REQUIRED WORK » Make an exact copy of the listing underneath, skipping each picture.

##############################

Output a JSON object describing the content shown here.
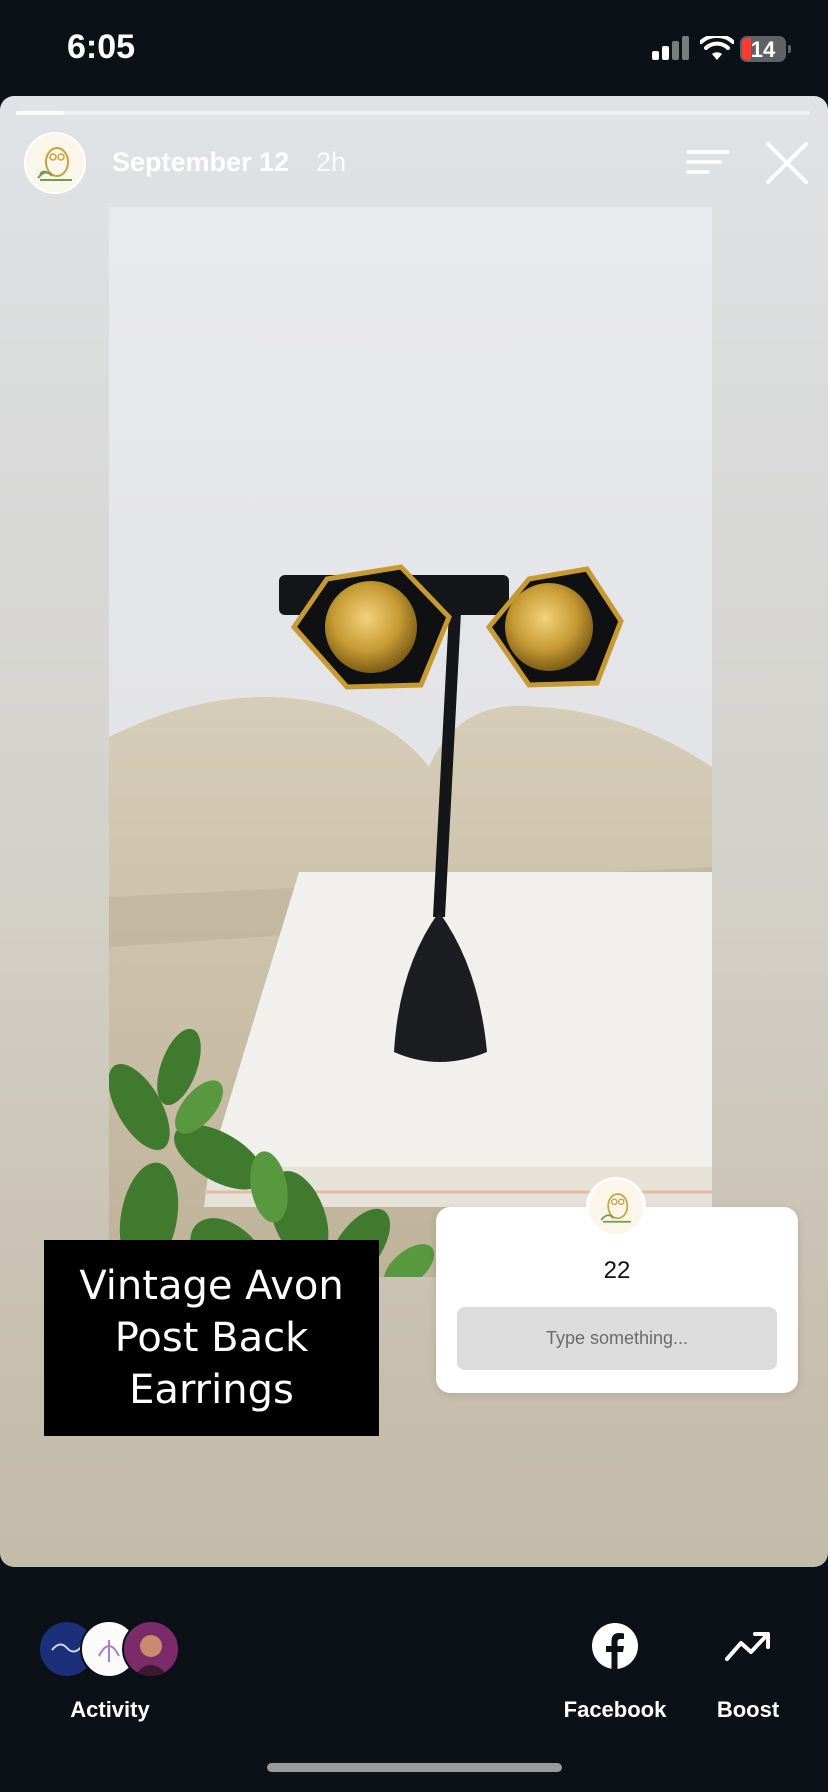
{
  "status_bar": {
    "time": "6:05",
    "battery": "14"
  },
  "story": {
    "progress_fraction": 0.06,
    "date": "September 12",
    "ago": "2h",
    "sticker_lines": [
      "Vintage Avon",
      "Post Back",
      "Earrings"
    ],
    "question": {
      "count": "22",
      "placeholder": "Type something..."
    }
  },
  "bottom_bar": {
    "activity_label": "Activity",
    "facebook_label": "Facebook",
    "boost_label": "Boost"
  },
  "colors": {
    "background": "#0c1117",
    "battery_low": "#ff3b30",
    "accent_gold": "#c9a23c"
  },
  "icons": [
    "signal-icon",
    "wifi-icon",
    "battery-icon",
    "menu-icon",
    "close-icon",
    "facebook-icon",
    "boost-icon"
  ]
}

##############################

EXERCISE SOLUTION »
Output a JSON object describing the content shown here.
{
  "status_bar": {
    "time": "6:05",
    "battery": "14"
  },
  "story": {
    "progress_fraction": 0.06,
    "date": "September 12",
    "ago": "2h",
    "sticker_lines": [
      "Vintage Avon",
      "Post Back",
      "Earrings"
    ],
    "question": {
      "count": "22",
      "placeholder": "Type something..."
    }
  },
  "bottom_bar": {
    "activity_label": "Activity",
    "facebook_label": "Facebook",
    "boost_label": "Boost"
  },
  "colors": {
    "background": "#0c1117",
    "battery_low": "#ff3b30",
    "accent_gold": "#c9a23c"
  },
  "icons": [
    "signal-icon",
    "wifi-icon",
    "battery-icon",
    "menu-icon",
    "close-icon",
    "facebook-icon",
    "boost-icon"
  ]
}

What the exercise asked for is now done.